- Practice gratitude: Take time to think about what you are thankful for. When I feel really good, I take time to express that gratitude.
Part two is finding a way to be intentional about reflecting on where you are with your self-care. Create a list of tools that you can lean on when you’re not sure where you are on the spectrum of positive and negative coping skills. Here are some of the tools that worked for me:
- Relationships: How am I interacting with people? Do I find myself getting easily annoyed with people that normally never bug me? Do I want to spend time with people in my life? Do most of my interactions with people revolve around conflicts we might be having?
- Food as ritual: What I put into my body makes a world of difference. Taking time to enjoy cooking a nice meal for myself. Eating slowly. Being intentional about breathing while I eat. How motivated do I feel to clean up the mess made from cooking? When I find myself quickly scarfing down peanut butter on a rice cake for dinner, standing in the kitchen, no plate involved, tossing the knife in the sink unwashed – it’s trouble.
- Breathing: How often am I holding my breath? Be intentional about noticing your breathing patterns. Our breath is closely connected to our emotional well-being.
- Time: How am I spending my time outside of work? For me, if I’m more inclined to watch trashy TV that I don’t actually enjoy rather than read a book or spend time with friends, it’s a bad sign. How often this happens can indicate where you are on the coping spectrum.
- Asking for help, reaching out: A great quote is “No one can fill those of your needs you won’t let show.” This is a great self-check tool. When was the last time you REALLY let someone know how you are feeling? How often are you the listener rather than allowing others to listen to you?
- The little things: How do you cope with the things that are stressful but are not the end of the world? In traffic are you screaming or are you excited about what’s on the radio? When someone cuts you in line at the grocery store do you think they are self-centered or just absent-minded? Do kids annoy you or make you smile? If a pigeon poops on you is it funny or does it ruin your day?
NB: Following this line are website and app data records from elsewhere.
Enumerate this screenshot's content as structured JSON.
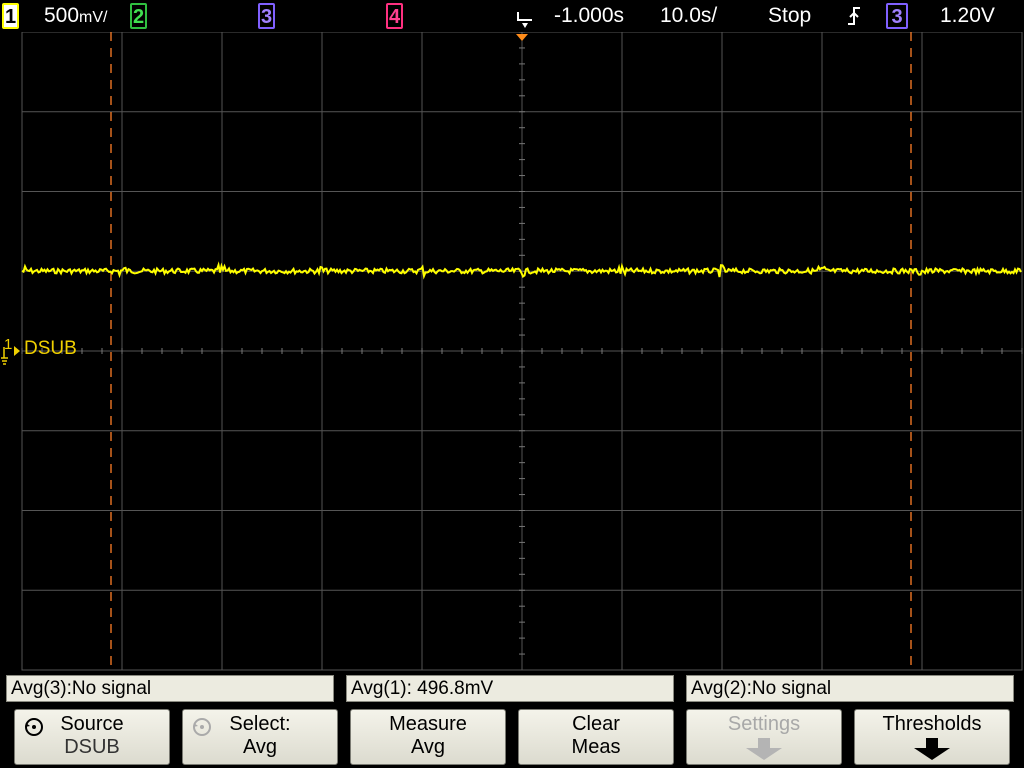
{
  "topbar": {
    "ch1_label": "1",
    "ch1_scale": "500",
    "ch1_scale_unit": "mV/",
    "ch2_label": "2",
    "ch3_label": "3",
    "ch4_label": "4",
    "time_delay": "-1.000s",
    "time_scale": "10.0s/",
    "run_state": "Stop",
    "trigger_slope_icon": "rising-edge-icon",
    "trigger_source": "3",
    "trigger_level": "1.20V"
  },
  "screen": {
    "channel_marker": "1",
    "channel_label": "DSUB",
    "trace_color": "#ffff00",
    "grid_color": "#555555",
    "cursor_color": "#ff7f27"
  },
  "measurements": [
    {
      "text": "Avg(3):No signal"
    },
    {
      "text": "Avg(1): 496.8mV"
    },
    {
      "text": "Avg(2):No signal"
    }
  ],
  "softkeys": [
    {
      "line1": "Source",
      "line2": "DSUB",
      "icon": "rotary-knob-icon",
      "enabled": true
    },
    {
      "line1": "Select:",
      "line2": "Avg",
      "icon": "rotary-knob-icon",
      "enabled": true
    },
    {
      "line1": "Measure",
      "line2": "Avg",
      "enabled": true
    },
    {
      "line1": "Clear",
      "line2": "Meas",
      "enabled": true
    },
    {
      "line1": "Settings",
      "line2": "",
      "icon": "down-arrow-icon",
      "enabled": false
    },
    {
      "line1": "Thresholds",
      "line2": "",
      "icon": "down-arrow-icon",
      "enabled": true
    }
  ]
}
- Memory: Stress and PTSD affect memory. Do you find yourself being more forgetful than normal? What sort of things are you forgetting? This can help you gauge where you are on the spectrum.
Part three is being okay with where you on the coping skills spectrum. Sometimes all you need to affect change in yourself is acknowledging and validating your feelings. Compassion REALLY starts with the SELF. However, finding the people who will be that extra voice to validate you, is important too. Sometimes this is what you need to spur that change, rather than getting caught up in self-guilt and blame about “I should be doing this,” etc.
Wherever you are on the coping skills spectrum, know that it’s okay and it’s normal. While often volunteer managers are alone in the work we do, and often we give our all to supporting our volunteers, know that you are not alone in feeling stressed and overwhelmed. The coping skills spectrum is meant to help teach you about any changes you might need to make. Know that being burned out is sometimes a side effect of the amazing privilege of having a job that matters. So take it seriously, and take care of yourself.
(Photo from National Institute of Mental Health)